__What the exercise asks__. Copy the data exactly. Images are to be left out.

__Data in this exercise__.
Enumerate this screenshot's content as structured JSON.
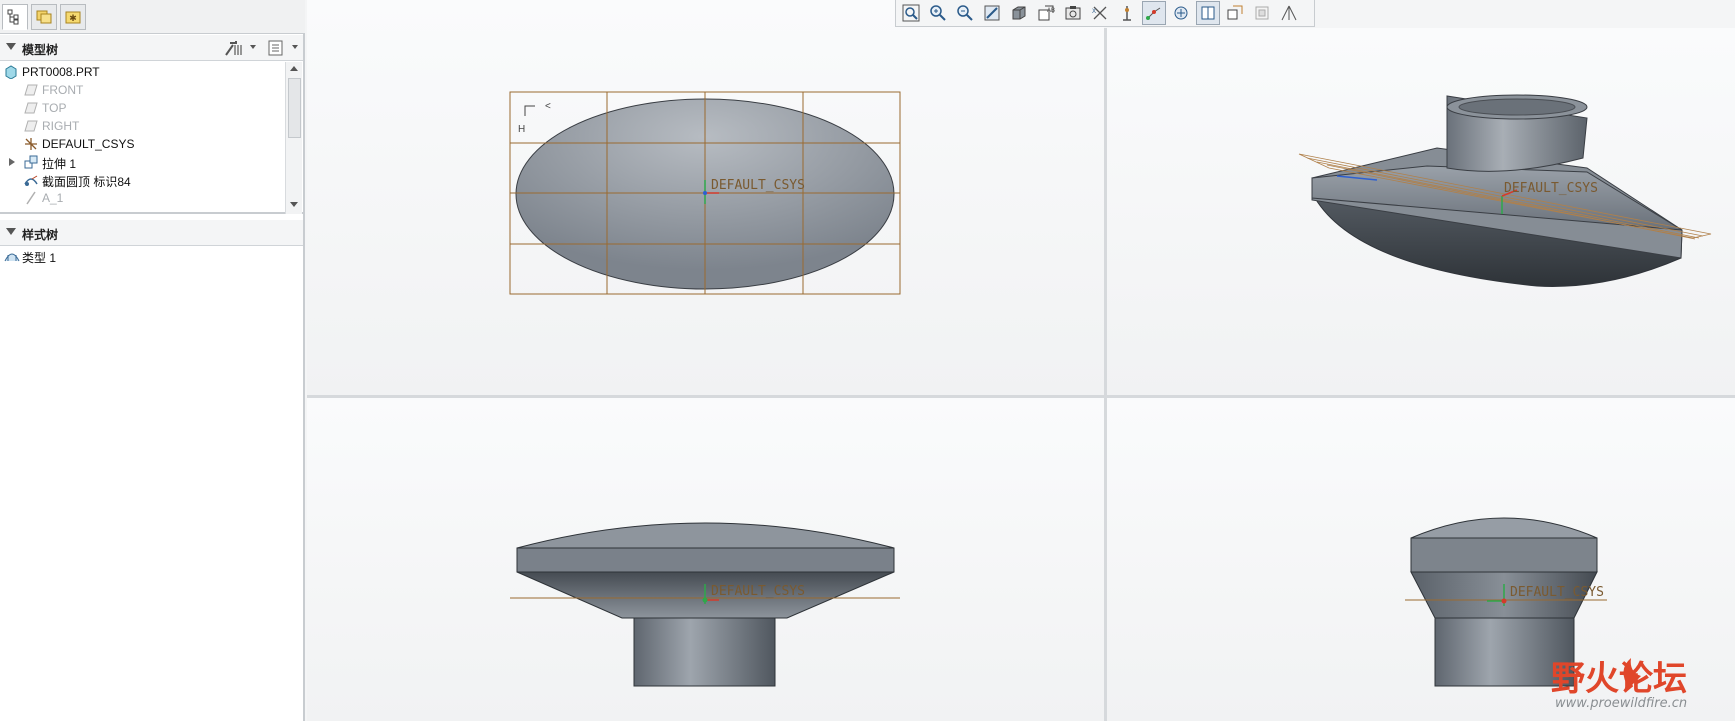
{
  "left_panel": {
    "model_tree_header": "模型树",
    "style_tree_header": "样式树",
    "tree_items": [
      {
        "label": "PRT0008.PRT",
        "icon": "part-icon",
        "dim": false
      },
      {
        "label": "FRONT",
        "icon": "datum-plane-icon",
        "dim": true
      },
      {
        "label": "TOP",
        "icon": "datum-plane-icon",
        "dim": true
      },
      {
        "label": "RIGHT",
        "icon": "datum-plane-icon",
        "dim": true
      },
      {
        "label": "DEFAULT_CSYS",
        "icon": "csys-icon",
        "dim": false
      },
      {
        "label": "拉伸 1",
        "icon": "extrude-icon",
        "dim": false
      },
      {
        "label": "截面圆顶 标识84",
        "icon": "section-dome-icon",
        "dim": false
      },
      {
        "label": "A_1",
        "icon": "axis-icon",
        "dim": true
      }
    ],
    "style_items": [
      {
        "label": "类型 1",
        "icon": "style-icon"
      }
    ]
  },
  "viewports": {
    "csys_label": "DEFAULT_CSYS"
  },
  "watermark": {
    "text": "野火论坛",
    "url": "www.proewildfire.cn"
  },
  "colors": {
    "panel_bg": "#ffffff",
    "viewport_bg": "#f4f5f6",
    "datum_color": "#9a6a30",
    "model_color": "#7e8690",
    "watermark_red": "#e0462a"
  }
}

__Reply to the exercise__.
Enumerate this screenshot's content as structured JSON.
{
  "left_panel": {
    "model_tree_header": "模型树",
    "style_tree_header": "样式树",
    "tree_items": [
      {
        "label": "PRT0008.PRT",
        "icon": "part-icon",
        "dim": false
      },
      {
        "label": "FRONT",
        "icon": "datum-plane-icon",
        "dim": true
      },
      {
        "label": "TOP",
        "icon": "datum-plane-icon",
        "dim": true
      },
      {
        "label": "RIGHT",
        "icon": "datum-plane-icon",
        "dim": true
      },
      {
        "label": "DEFAULT_CSYS",
        "icon": "csys-icon",
        "dim": false
      },
      {
        "label": "拉伸 1",
        "icon": "extrude-icon",
        "dim": false
      },
      {
        "label": "截面圆顶 标识84",
        "icon": "section-dome-icon",
        "dim": false
      },
      {
        "label": "A_1",
        "icon": "axis-icon",
        "dim": true
      }
    ],
    "style_items": [
      {
        "label": "类型 1",
        "icon": "style-icon"
      }
    ]
  },
  "viewports": {
    "csys_label": "DEFAULT_CSYS"
  },
  "watermark": {
    "text": "野火论坛",
    "url": "www.proewildfire.cn"
  },
  "colors": {
    "panel_bg": "#ffffff",
    "viewport_bg": "#f4f5f6",
    "datum_color": "#9a6a30",
    "model_color": "#7e8690",
    "watermark_red": "#e0462a"
  }
}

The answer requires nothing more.